What every woman should know about pelvic floor health
So, you’ve heard about pelvic floor health but still have no idea why it’s important? Or perhaps you haven’t heard about it at all? Either way, you’re in luck. Let’s get started, there’s a lot to cover.
Pelvic floor 101
First things first, where is it? The pelvic floor is a powerful set of muscles that sits like a hammock between your tailbone and pubic bone, supporting your central organs including your uterus, bladder, and bowel. Having a strong pelvic floor is important to a woman’s physical, emotional and sexual wellbeing.
But, 1 in 3 women suffers from pelvic floor dysfunction, as a result of pregnancy, genetic predisposition, high-impact sports, and aging. Symptoms of pelvic floor weakness can range from minor leaks when you sneeze, to unexpected accidents before you get to a loo in time, and in rare cases, organ prolapse. Ouch! Don’t worry though, we’ve got you covered with all the tips you need for a healthy and happy pelvic floor.

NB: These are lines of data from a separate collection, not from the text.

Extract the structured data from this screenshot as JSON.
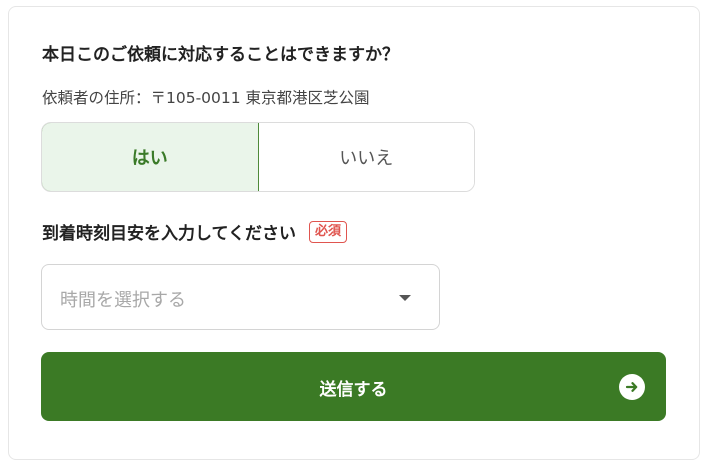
{
  "form": {
    "question": "本日このご依頼に対応することはできますか？",
    "address": "依頼者の住所：〒105-0011 東京都港区芝公園",
    "availability": {
      "yes_label": "はい",
      "no_label": "いいえ",
      "selected": "yes"
    },
    "arrival": {
      "label": "到着時刻目安を入力してください",
      "required_badge": "必須",
      "select_placeholder": "時間を選択する"
    },
    "submit_label": "送信する"
  },
  "colors": {
    "accent": "#3b7a25",
    "selected_bg": "#eaf5ea",
    "required": "#e0554f"
  },
  "icons": {
    "dropdown": "caret-down-icon",
    "submit": "arrow-right-circle-icon"
  }
}
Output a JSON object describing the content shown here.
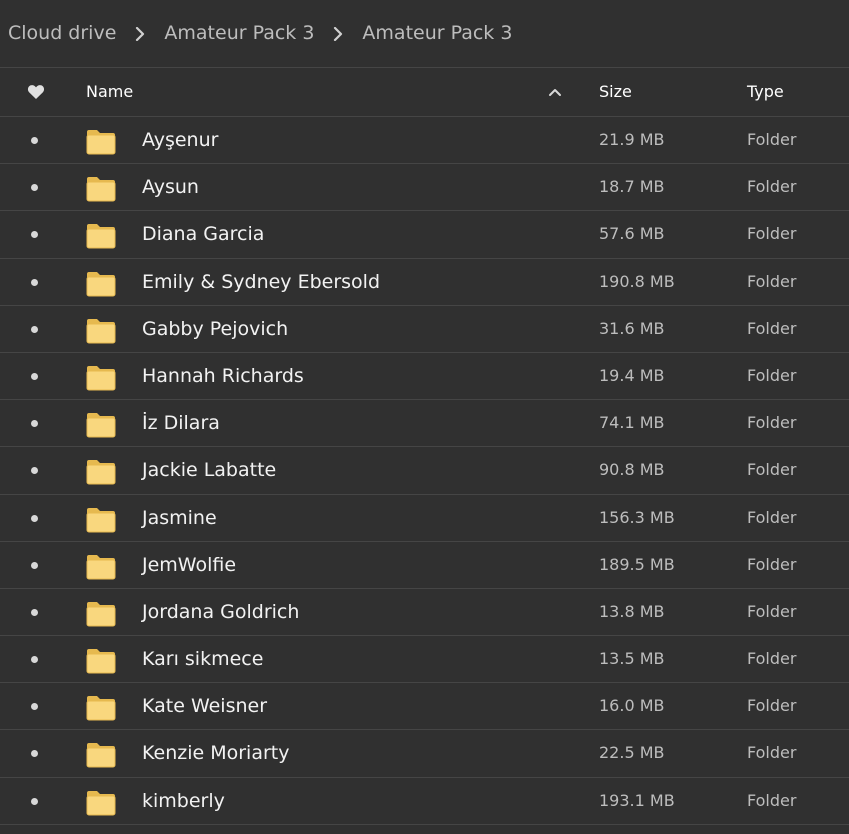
{
  "breadcrumb": {
    "items": [
      "Cloud drive",
      "Amateur Pack 3",
      "Amateur Pack 3"
    ]
  },
  "header": {
    "name_label": "Name",
    "size_label": "Size",
    "type_label": "Type",
    "sort_direction": "ascending"
  },
  "colors": {
    "background": "#303030",
    "folder": "#f9d77e",
    "folder_dark": "#e6b94f"
  },
  "files": [
    {
      "name": "Ayşenur",
      "size": "21.9 MB",
      "type": "Folder"
    },
    {
      "name": "Aysun",
      "size": "18.7 MB",
      "type": "Folder"
    },
    {
      "name": "Diana Garcia",
      "size": "57.6 MB",
      "type": "Folder"
    },
    {
      "name": "Emily & Sydney Ebersold",
      "size": "190.8 MB",
      "type": "Folder"
    },
    {
      "name": "Gabby Pejovich",
      "size": "31.6 MB",
      "type": "Folder"
    },
    {
      "name": "Hannah Richards",
      "size": "19.4 MB",
      "type": "Folder"
    },
    {
      "name": "İz Dilara",
      "size": "74.1 MB",
      "type": "Folder"
    },
    {
      "name": "Jackie Labatte",
      "size": "90.8 MB",
      "type": "Folder"
    },
    {
      "name": "Jasmine",
      "size": "156.3 MB",
      "type": "Folder"
    },
    {
      "name": "JemWolfie",
      "size": "189.5 MB",
      "type": "Folder"
    },
    {
      "name": "Jordana Goldrich",
      "size": "13.8 MB",
      "type": "Folder"
    },
    {
      "name": "Karı sikmece",
      "size": "13.5 MB",
      "type": "Folder"
    },
    {
      "name": "Kate Weisner",
      "size": "16.0 MB",
      "type": "Folder"
    },
    {
      "name": "Kenzie Moriarty",
      "size": "22.5 MB",
      "type": "Folder"
    },
    {
      "name": "kimberly",
      "size": "193.1 MB",
      "type": "Folder"
    }
  ]
}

Kegels are your new best friend
Now for the good news: you can strengthen and tone your pelvic floor with targeted exercises, known as pelvic floor exercises or Kegel exercises. Up to 80% of expectant and new moms experience physical problems as a result of a weak pelvic floor, making Kegels especially important after pregnancy. But women of all ages should regularly work on their Kegels; in addition to improving bladder control, back pain and reducing the risk of prolapse, they also help build core strength, improve control during sex, and can lead to stronger orgasms.
Pelvic floor exercises are often introduced to women at a young age, by squeezing as if you’re stopping your pee mid-stream. Although this can help you identify the muscles, Kegels should not be practiced in this way as it can cause further damage.
In theory, Kegels are straightforward enough: simply contract your pelvic floor muscles for 5-10 seconds, relax and repeat several times a day. But, pelvic floor exercises need to be performed regularly and correctly to be effective. With ordinary Kegels, women often find it impossible to know how well they’re doing, or if they’re making any progress. Most of us get bored and give up. A lot of women also have trouble with the technique, as up to 30% of women push down instead of lifting, which can also cause more damage to the pelvic floor.
Meet the world’s smallest and smartest Kegel trainer
Designed to cut out all of the guesswork, Elvie Trainer is an easy, fun and effective way to strengthen and tone your pelvic floor. The small pebble-shaped pod is inserted into the vagina and connects to an app on your smartphone. The free app visualizes your technique and muscle movements in real time while guiding you through fun, five-minute workouts. You can also view your workout history and progress over time. Plus, it will even alert you if you’re exercising incorrectly!
As a result of centuries of mystery and taboo surrounding women’s bodies the pelvic floor is an overlooked and neglected of women’s health. Fortunately, the tide is shifting and it’s never too late to start investing in your pelvic floor health!
This is a guest article by Helena Cardow, Content and Community Executive, Elvie.